“I always wanted to get an autograph of Iron Man/Christian Bale before I die”, says the ill man, and does not understand that perhaps it’s time to leave all these things behind, and focus on more important things. But then some friend or relative will go on Facebook and mount one of those emotional frenzies until someone gets to Christian Bale’s number, or he is informed via social media. What can the man do, but to please the mob? There comes the autographed photo, duly scanned, and the very warm video message. Countless girlies start screaming in excitement. Everyone feels good. Everyone’s a winner. The chap will be dead in a matter of week, but: boy, isn’t this exciting; and aren’t we a bunch of wonderful people, frantically removing our fear of death….
“But Mundabor” – you might say – “one can have the autograph and pray the prayers!”
Yes, he can. But one must seriously wonder where his priorities lie, if even in dying he is so attached to what now are no more than child’s whims. Similarly, all those who get excited for such exercises must wonder what their real attitude towards death and judgment is, with my take being: superficiality, self-centred feel-goodism, or utter denial. Possibly, no faith in eternal life, too.
Make the last weeks of a dying person count. Stay with him for as long as you can, pray with him, talk to him about the Great Prize, cry with him tears of love and consolation, accompany him on these important steps to the all-important aim. If he does not believe, pray twice and – in charity and with prudence – encourage, instruct, warn him, find him a priest, and in case a calm, patient, resolute priest! If you ask me, this is the real “moral support”, not the latest child’s toy before he dies.
Reflect whether anyone of you can imagine one of those severe grandmothers of old who, on their death bed, expressed a desire to get an autographed photo of Humphrey Bogart, or a private screening of Casablanca!
They knew the time of earthly caprices was up, and it was now time to prepare to heaven.

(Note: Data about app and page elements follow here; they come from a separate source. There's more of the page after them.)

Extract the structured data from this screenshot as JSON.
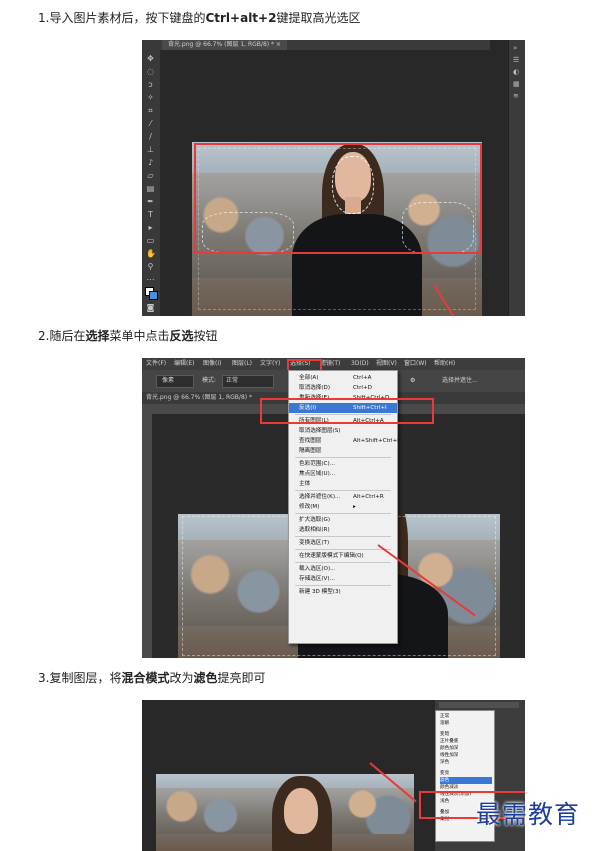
{
  "steps": [
    {
      "number": "1.",
      "parts": [
        "导入图片素材后，按下键盘的",
        "Ctrl+alt+2",
        "键提取高光选区"
      ]
    },
    {
      "number": "2.",
      "parts": [
        "随后在",
        "选择",
        "菜单中点击",
        "反选",
        "按钮"
      ]
    },
    {
      "number": "3.",
      "parts": [
        "复制图层，将",
        "混合模式",
        "改为",
        "滤色",
        "提亮即可"
      ]
    }
  ],
  "shot1": {
    "doc_tab": "背光.png @ 66.7% (图层 1, RGB/8) * ×"
  },
  "shot2": {
    "menubar": [
      "文件(F)",
      "编辑(E)",
      "图像(I)",
      "图层(L)",
      "文字(Y)",
      "选择(S)",
      "滤镜(T)",
      "3D(D)",
      "视图(V)",
      "窗口(W)",
      "帮助(H)"
    ],
    "options": {
      "tool_value": "像素",
      "style_label": "模式:",
      "style_value": "正常",
      "right_label": "选择并遮住..."
    },
    "doc_tab": "背光.png @ 66.7% (图层 1, RGB/8) *",
    "menu_items": [
      {
        "label": "全部(A)",
        "shortcut": "Ctrl+A"
      },
      {
        "label": "取消选择(D)",
        "shortcut": "Ctrl+D"
      },
      {
        "label": "重新选择(E)",
        "shortcut": "Shift+Ctrl+D"
      },
      {
        "label": "反选(I)",
        "shortcut": "Shift+Ctrl+I",
        "highlighted": true
      },
      {
        "sep": true
      },
      {
        "label": "所有图层(L)",
        "shortcut": "Alt+Ctrl+A"
      },
      {
        "label": "取消选择图层(S)",
        "shortcut": ""
      },
      {
        "label": "查找图层",
        "shortcut": "Alt+Shift+Ctrl+F"
      },
      {
        "label": "隔离图层",
        "shortcut": ""
      },
      {
        "sep": true
      },
      {
        "label": "色彩范围(C)...",
        "shortcut": ""
      },
      {
        "label": "焦点区域(U)...",
        "shortcut": ""
      },
      {
        "label": "主体",
        "shortcut": ""
      },
      {
        "sep": true
      },
      {
        "label": "选择并遮住(K)...",
        "shortcut": "Alt+Ctrl+R"
      },
      {
        "label": "修改(M)",
        "shortcut": "▸"
      },
      {
        "sep": true
      },
      {
        "label": "扩大选取(G)",
        "shortcut": ""
      },
      {
        "label": "选取相似(R)",
        "shortcut": ""
      },
      {
        "sep": true
      },
      {
        "label": "变换选区(T)",
        "shortcut": ""
      },
      {
        "sep": true
      },
      {
        "label": "在快速蒙版模式下编辑(Q)",
        "shortcut": ""
      },
      {
        "sep": true
      },
      {
        "label": "载入选区(O)...",
        "shortcut": ""
      },
      {
        "label": "存储选区(V)...",
        "shortcut": ""
      },
      {
        "sep": true
      },
      {
        "label": "新建 3D 模型(3)",
        "shortcut": ""
      }
    ]
  },
  "shot3": {
    "panel_label": "正常",
    "blend_modes": [
      "正常",
      "溶解",
      "",
      "变暗",
      "正片叠底",
      "颜色加深",
      "线性加深",
      "深色",
      "",
      "变亮",
      "滤色",
      "颜色减淡",
      "线性减淡(添加)",
      "浅色",
      "",
      "叠加",
      "柔光"
    ],
    "selected_mode": "滤色"
  },
  "watermark": "最需教育",
  "colors": {
    "accent_red": "#e83a3a",
    "menu_highlight": "#3a78d4",
    "watermark": "#1d3f9a"
  }
}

Modern generations think rather of what expensive toy they might get, or what strange experience they might have, before they die.